Items from an interface collection
★ ★ ★ ★ ★ ★ ★
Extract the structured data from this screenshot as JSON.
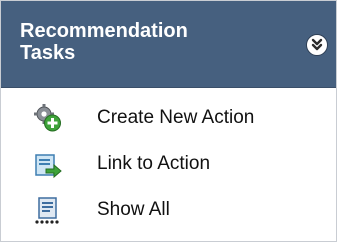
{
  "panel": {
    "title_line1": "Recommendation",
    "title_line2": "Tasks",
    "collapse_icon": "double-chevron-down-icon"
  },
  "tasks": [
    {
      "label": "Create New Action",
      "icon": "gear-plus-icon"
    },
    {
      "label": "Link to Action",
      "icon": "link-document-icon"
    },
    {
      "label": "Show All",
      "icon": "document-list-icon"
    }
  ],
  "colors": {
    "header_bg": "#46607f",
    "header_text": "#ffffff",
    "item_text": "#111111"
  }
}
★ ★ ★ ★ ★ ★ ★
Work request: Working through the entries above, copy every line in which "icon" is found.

Reply to the task:
    "collapse_icon": "double-chevron-down-icon"
      "icon": "gear-plus-icon"
      "icon": "link-document-icon"
      "icon": "document-list-icon"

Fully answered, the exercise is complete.